Some background: Two years ago, Daniel Bozinovich said he fell off the bleachers, which he said did not have safety railings, during a USSSA-sanctioned event at a Phoenix-area sports park. In the fall, he suffered a spine injury that has kept him from working.
To recover damages, Daniel Bozinovich filed suit November 13. At the end of November, USSSA state directors sent an email to the family, saying they had been suspended from USSSA activities for a year for what the organization called “unsportsmanlike behavior for actions on November 13.”
The email also said the family would be banned for life, if the case moved forward.
That means 12-year-old Greg cannot participate in USSSA activities, and since the USSSA organization underwrites insurance for many leagues and tournaments, that keeps Greg on the sidelines for many tournaments.
A USSSA document does state that any participant “who threatens in writing a legal action against USSSA … shall be automatically suspended from all USSSA activities until such threatened legal actions or legal disagreements are resolved to the satisfaction of the USSSA Board of Directors.”

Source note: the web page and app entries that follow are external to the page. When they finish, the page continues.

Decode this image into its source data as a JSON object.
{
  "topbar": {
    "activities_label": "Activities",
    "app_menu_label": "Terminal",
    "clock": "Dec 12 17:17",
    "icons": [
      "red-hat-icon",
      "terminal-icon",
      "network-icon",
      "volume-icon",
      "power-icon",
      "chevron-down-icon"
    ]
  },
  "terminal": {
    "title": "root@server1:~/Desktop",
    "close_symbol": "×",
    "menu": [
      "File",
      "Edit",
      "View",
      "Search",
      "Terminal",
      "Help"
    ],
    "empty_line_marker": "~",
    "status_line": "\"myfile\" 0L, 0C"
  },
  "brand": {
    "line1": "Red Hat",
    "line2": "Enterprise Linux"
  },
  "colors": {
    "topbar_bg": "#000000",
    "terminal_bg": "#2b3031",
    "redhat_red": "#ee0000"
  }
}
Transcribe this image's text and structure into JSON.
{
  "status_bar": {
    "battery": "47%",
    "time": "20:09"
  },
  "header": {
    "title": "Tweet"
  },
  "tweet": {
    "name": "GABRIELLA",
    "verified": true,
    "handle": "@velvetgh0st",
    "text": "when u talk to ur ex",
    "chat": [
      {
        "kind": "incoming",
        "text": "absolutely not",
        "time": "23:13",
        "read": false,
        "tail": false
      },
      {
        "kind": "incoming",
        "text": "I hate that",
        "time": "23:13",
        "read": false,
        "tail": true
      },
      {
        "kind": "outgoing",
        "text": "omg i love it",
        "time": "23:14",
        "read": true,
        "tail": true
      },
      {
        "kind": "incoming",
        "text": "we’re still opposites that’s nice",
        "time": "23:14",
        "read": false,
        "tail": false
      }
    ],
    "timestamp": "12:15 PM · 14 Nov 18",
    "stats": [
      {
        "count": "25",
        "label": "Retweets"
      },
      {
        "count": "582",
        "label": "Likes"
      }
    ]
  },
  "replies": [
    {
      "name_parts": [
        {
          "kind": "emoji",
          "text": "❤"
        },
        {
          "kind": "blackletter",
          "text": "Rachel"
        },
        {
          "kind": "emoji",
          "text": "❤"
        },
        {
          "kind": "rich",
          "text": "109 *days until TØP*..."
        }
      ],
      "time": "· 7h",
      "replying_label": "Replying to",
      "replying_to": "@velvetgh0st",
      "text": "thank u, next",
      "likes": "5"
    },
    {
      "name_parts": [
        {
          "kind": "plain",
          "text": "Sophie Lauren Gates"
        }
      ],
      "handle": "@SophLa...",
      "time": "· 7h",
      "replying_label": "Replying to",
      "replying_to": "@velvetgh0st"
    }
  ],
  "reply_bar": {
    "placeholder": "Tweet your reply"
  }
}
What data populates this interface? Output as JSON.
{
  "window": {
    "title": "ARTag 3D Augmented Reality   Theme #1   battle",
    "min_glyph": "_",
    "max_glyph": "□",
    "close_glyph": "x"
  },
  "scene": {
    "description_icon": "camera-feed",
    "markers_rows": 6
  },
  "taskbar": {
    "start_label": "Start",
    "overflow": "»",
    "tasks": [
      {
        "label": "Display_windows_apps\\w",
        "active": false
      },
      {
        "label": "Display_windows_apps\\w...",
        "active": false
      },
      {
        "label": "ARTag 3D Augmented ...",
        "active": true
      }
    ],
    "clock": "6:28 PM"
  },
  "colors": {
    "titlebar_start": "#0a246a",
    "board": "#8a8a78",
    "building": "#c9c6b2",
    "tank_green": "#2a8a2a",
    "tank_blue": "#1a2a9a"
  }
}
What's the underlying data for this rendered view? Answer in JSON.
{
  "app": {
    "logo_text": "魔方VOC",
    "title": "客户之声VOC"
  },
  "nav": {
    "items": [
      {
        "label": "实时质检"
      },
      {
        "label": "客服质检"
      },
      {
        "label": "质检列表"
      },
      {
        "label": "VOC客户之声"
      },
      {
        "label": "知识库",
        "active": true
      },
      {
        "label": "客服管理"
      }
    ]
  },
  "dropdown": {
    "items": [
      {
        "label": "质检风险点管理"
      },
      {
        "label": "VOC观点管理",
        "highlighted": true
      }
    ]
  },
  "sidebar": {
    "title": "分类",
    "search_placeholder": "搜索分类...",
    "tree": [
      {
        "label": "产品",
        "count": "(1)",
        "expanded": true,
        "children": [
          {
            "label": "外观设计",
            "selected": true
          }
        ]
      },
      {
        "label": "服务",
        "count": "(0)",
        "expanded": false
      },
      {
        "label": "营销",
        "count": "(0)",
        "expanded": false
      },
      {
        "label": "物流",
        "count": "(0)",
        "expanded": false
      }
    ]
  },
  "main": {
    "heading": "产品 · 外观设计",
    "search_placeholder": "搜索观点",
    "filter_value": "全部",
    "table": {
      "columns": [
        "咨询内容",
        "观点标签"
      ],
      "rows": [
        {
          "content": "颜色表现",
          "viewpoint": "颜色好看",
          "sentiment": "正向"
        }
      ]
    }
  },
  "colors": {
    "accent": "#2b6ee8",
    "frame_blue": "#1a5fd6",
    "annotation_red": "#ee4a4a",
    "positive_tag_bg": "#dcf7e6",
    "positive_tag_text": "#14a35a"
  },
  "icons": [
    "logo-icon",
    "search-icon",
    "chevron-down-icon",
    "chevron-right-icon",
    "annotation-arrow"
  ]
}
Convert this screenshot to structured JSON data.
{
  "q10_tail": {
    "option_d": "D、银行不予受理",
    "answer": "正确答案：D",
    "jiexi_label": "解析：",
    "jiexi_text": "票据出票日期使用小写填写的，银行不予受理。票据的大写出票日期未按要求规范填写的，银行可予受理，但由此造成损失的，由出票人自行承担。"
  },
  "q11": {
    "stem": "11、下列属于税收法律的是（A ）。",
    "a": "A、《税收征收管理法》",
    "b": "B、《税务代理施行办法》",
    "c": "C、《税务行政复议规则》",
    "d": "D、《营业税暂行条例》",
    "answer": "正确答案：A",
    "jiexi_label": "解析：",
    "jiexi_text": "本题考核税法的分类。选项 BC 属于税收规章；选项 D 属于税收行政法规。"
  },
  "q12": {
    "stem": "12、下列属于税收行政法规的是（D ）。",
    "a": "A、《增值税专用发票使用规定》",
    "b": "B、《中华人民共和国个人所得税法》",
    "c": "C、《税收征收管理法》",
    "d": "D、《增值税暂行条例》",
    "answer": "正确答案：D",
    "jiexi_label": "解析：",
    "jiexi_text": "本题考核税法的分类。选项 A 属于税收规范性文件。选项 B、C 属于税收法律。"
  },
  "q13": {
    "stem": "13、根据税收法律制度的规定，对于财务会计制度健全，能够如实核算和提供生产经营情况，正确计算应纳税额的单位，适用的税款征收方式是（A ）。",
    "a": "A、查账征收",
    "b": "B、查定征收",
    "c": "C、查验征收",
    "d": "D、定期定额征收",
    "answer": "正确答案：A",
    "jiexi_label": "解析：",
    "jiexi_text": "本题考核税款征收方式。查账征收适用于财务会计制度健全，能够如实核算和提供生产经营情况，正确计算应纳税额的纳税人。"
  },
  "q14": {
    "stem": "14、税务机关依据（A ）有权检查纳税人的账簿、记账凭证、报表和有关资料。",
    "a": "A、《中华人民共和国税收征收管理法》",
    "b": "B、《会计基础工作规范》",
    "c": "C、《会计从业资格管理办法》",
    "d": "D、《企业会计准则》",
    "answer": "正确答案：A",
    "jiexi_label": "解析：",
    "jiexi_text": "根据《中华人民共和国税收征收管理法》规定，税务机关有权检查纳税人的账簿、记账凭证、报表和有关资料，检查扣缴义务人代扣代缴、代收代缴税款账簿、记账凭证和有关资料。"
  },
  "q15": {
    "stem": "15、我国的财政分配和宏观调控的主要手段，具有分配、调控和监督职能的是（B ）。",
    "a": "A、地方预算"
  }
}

So what are your thoughts? The organization is looking to protect itself, but at what cost? You can read the full article here: http://www.kpho.com/story/27532845/phoenix-dad-files-personal-injury-lawsuit-youth-baseball-club-suspends-his-son?autostart=true